It's a matter of the escape velocities of the atmospheric constituents and chemistry.
Both Venus and Earth have similar surface gravities and hold on to similar gases in the same way. Once those gases are present in their atmospheres there is no major mechanism apart from EXTREME heat ( causing the molecules to exceed escape velocity) or chemical reactions ( by locking up the gases in the surface rocks) that can reduce the atmosphere.
Mercury is just too hot to hang on to any atmosphere.
Venus was born with a heavy CO 2 atmosphere and little of it has been lost.
Earth probably had a similar CO 2 load but it has been locked up in the surface rocks, the oceans and in plant life which Venus does not have.
Mars, with its low escape velocity, has a thin CO 2 atmosphere due to its low gravity allowing most of its original atmosphere to bleed into space.
If our poor Earths atmosphere continues to accumulate CO 2 it will simply continue to do so until we have unlocked all the carbon in the rocks and oceans and then we will start to look like Venus!
It's not an "air grasp'" difference. Both planets are the same.Both hold on to CO 2 the same way.

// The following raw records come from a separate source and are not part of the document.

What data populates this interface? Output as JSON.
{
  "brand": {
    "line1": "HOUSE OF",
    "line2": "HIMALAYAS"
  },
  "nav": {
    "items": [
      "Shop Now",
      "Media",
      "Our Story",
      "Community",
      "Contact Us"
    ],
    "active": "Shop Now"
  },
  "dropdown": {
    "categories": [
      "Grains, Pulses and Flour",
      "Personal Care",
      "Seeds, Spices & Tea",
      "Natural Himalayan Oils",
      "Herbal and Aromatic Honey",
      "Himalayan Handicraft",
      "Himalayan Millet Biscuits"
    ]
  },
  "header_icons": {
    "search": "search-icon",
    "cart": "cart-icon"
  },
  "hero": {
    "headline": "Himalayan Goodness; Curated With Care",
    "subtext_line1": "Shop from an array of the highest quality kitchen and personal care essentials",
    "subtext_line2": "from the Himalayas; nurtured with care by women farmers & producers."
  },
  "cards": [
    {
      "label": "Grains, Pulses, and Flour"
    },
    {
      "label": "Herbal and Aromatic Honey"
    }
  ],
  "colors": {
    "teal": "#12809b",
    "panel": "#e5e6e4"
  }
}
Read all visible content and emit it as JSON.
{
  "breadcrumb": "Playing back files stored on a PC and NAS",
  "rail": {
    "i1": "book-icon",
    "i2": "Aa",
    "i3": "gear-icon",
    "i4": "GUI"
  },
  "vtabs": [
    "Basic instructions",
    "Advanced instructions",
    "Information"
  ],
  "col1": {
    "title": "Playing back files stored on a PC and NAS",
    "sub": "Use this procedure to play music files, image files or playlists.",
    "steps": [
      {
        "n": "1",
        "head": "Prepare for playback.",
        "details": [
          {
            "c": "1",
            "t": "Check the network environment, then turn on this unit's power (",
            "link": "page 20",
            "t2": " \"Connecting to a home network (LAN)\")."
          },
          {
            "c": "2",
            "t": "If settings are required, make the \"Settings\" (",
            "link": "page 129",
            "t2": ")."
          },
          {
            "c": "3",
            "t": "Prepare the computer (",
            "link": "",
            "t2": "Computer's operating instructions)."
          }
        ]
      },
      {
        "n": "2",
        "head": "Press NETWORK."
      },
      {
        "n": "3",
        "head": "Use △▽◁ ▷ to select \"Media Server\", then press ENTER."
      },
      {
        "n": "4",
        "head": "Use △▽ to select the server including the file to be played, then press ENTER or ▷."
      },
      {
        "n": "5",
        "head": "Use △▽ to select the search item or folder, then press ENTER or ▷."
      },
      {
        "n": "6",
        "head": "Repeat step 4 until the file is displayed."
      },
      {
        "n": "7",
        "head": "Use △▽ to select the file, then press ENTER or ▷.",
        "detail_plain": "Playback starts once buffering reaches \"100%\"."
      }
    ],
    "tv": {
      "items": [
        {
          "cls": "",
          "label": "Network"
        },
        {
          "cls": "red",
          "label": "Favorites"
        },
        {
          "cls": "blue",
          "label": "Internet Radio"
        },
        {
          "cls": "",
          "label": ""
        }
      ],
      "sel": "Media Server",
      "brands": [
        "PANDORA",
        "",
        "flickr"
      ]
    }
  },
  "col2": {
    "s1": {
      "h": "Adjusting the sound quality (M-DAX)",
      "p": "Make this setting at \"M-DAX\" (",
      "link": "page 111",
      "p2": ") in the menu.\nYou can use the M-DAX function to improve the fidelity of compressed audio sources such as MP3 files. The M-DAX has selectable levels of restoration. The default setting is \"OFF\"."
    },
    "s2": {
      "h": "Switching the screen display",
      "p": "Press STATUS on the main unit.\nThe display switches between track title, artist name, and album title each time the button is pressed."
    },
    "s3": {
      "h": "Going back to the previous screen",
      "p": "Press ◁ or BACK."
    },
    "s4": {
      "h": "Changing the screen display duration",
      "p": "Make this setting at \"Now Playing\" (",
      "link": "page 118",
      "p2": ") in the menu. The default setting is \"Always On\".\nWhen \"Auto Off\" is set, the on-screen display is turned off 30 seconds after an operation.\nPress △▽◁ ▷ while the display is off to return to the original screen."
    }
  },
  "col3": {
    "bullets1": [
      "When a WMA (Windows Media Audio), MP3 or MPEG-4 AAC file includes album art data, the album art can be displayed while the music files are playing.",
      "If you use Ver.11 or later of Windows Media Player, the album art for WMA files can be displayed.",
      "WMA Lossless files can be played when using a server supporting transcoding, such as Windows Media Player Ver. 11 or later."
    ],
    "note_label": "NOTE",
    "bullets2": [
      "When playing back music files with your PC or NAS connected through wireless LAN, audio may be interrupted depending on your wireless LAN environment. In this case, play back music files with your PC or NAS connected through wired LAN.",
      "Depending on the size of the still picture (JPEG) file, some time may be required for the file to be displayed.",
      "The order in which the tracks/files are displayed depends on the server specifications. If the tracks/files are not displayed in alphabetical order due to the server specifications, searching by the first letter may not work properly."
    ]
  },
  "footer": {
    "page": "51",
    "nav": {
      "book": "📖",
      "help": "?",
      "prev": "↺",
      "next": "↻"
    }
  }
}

The difference is in the initial CO 2 present and the way in which the CO 2 has been removed from the atmosphere.
Another effect is temperature of course. Venus being closer to the Sun and hotter will tend to loose the lighter gases more than CO 2, hence the higher concentration.
CO 2 is a "heavy" gas and tends to stick around.
It is all a little more complex than this when we have to consider the effect of UV light and other processes on the evolution of an atmosphere, but gravity is not the important aspect.